· The negotiator wants the children in the compound released and asks Koresh, as a friend and as a personal favor, to “help him out.” Koresh says he would “love to but” that is not what God wants him to do (the FBI equivalent of having to ask the boss). He then reframes “helping out” by saying, “Well, here’s how I can help you out. Would you like to know about the Seven Seals?” The negotiator, wanting to maintain good relations, says well yes, but I have to check with my boss, and then becomes stuck in an extended conversation about God and the Seven Seals, the issue of the children fading into the background. The conversation stays in the frame of reference of learning the Seals. Koresh has, in effect, used the negotiator’s good faith as an instrument to dominate the conversation.


According to Harvey Sacks, this is when a member of a group claims that he has the expertise and authority to be the guardian of the group standards, and the one who can legitimately determine if another person who claims to be a group member is actually qualified to be one.

· In one instance, the negotiator attempts to introduce a commonality about a universal God, saying that we all pray to the same God, and then speaks about a minister who had prayed and God said the children should be released. But Koresh replied, “Why would God tell him one thing and me another? Maybe God wants us to fight. You have to watch this God.” He proclaims his superior contact and intimacy with God. The mediator is one down.


Intended to create a win-win, common ground situation, reframing can also be turned against a negotiator. In dealing with a religious group for instance, whose envisioned end is a violent standoff, reframing can act as a weapon in a duel, creating further conflict.

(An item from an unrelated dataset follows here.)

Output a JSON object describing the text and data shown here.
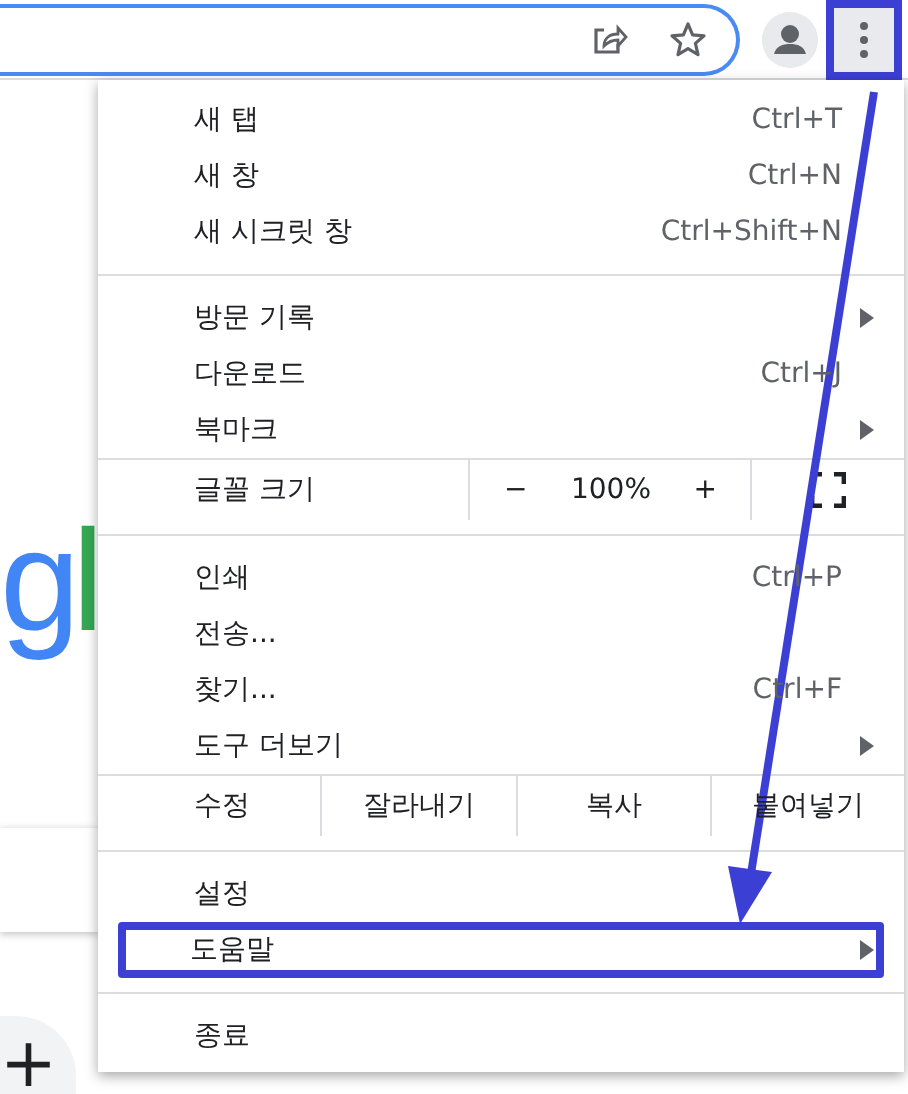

Agne also believes that it is useful to see which side has the burden of proof. Since the FBI had initiated the siege, the burden of proof as to why the Davidians should come out was on them. All the Davidians had to do to maintain the status quo was to reframe the situation so that the FBI’s attempts at proof were continually unsuccessful. This could go on forever or come to a violent end, both of which were in the Davidians’ frame of reference.

In addition, says Agne, the negotiator should show good faith so that the negotiation may be productive, but not in a way that invites the other party to take advantage of that good faith in order to dominate as Koresh did.

Although the examples of strategic reframing in Agne’s article were limited to negotiations with the Branch Davidians, they can serve as highlights for law enforcement in similar situations. He does not suggest that reframing not be taught or practiced, but that seeing how it could be a problem and where and when it may or may not be able to be successfully used, could be a useful perspective.